A federal judge has ruled that a large technology contract from the Department of Defense can be awarded after finding that the agency structured the contract in accordance with the law. The contract had been held up by allegations from Oracle Corp. (NYSE: ORCL) that the contract was unfairly biased due to conflicts of interest. Those allegations were deemed unfounded.
The contract at the center of the dispute is the joint enterprise defense infrastructure, or JEDI, contract. The JEDI contract is meant to bring the military into the modern era of cloud computing, allowing it to store and crunch vast amounts of classified data. The technology can also be used for strategic war games, war planning, and enhancing fighting capabilities. The $10 billion contract is considered the one of the largest technology contracts from the Pentagon in history.

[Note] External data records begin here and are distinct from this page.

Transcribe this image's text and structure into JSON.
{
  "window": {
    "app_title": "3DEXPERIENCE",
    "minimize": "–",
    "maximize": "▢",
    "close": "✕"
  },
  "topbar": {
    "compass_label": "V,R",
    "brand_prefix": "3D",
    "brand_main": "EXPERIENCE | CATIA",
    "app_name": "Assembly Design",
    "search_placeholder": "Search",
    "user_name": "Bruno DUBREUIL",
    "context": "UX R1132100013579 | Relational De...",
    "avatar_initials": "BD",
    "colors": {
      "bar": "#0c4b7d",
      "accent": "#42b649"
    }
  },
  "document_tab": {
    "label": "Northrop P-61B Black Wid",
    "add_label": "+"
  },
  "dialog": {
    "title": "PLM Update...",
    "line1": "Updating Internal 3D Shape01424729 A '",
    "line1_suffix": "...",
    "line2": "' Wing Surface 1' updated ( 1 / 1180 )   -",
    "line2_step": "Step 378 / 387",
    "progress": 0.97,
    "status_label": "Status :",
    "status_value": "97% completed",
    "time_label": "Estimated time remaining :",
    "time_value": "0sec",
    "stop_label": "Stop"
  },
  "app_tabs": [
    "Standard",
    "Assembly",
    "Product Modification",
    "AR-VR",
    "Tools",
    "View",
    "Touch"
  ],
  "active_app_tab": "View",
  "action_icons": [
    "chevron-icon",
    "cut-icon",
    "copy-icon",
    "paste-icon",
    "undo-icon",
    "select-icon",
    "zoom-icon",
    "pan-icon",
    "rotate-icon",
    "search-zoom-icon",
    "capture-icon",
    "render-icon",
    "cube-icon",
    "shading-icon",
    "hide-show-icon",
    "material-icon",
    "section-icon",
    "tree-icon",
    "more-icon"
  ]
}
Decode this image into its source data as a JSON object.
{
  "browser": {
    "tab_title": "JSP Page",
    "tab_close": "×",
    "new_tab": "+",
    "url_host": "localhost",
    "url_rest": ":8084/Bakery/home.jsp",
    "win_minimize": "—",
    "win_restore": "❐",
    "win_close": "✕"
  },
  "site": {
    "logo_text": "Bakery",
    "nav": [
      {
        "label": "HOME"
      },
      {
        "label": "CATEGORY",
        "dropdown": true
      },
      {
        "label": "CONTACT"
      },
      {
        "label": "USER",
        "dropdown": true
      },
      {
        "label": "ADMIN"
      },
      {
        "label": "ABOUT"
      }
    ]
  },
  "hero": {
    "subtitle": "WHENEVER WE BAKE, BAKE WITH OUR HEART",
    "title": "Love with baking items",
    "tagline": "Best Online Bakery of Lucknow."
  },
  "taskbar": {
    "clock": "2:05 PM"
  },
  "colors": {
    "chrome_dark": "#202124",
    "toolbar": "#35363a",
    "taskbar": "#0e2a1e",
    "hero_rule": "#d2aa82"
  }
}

The Pentagon plans to award the project to only one cloud vendor. In April, the Pentagon determined that only Microsoft and Amazon had the ability to deliver the project, even though Oracle and IBM had also bid on the project. Before the bidding window ended, Oracle formally complained about the decision and the measures the Pentagon used to evaluate bidders.
Oracle complained that the way the Pentagon structured JEDI favored Amazon Web Services, the largest cloud services provider. Oracle also argued that a little-known entrepreneur, Deap Ubhi, who worked for Amazon before he joined the Pentagon worked on JEDI before he returned to Amazon and was central to the Pentagon’s decision to hire a single cloud provider. Investigations determined that Mr. Ubhi did not improperly influence the contract.
When Oracle’s allegations were dismissed by the Pentagon’s internal reviews, then by the Government Accountability Office, the company escalated its claims to the United States Court of Federal Claims. Federal Claims Court Judge Eric Bruggink found that the previous findings “were not arbitrary, capricious, an abuse of discretion or otherwise not in accordance with law.” The ruling clears the way for the Pentagon to choose between Amazon and Microsoft for the project. The contract is expected to be awarded in late August.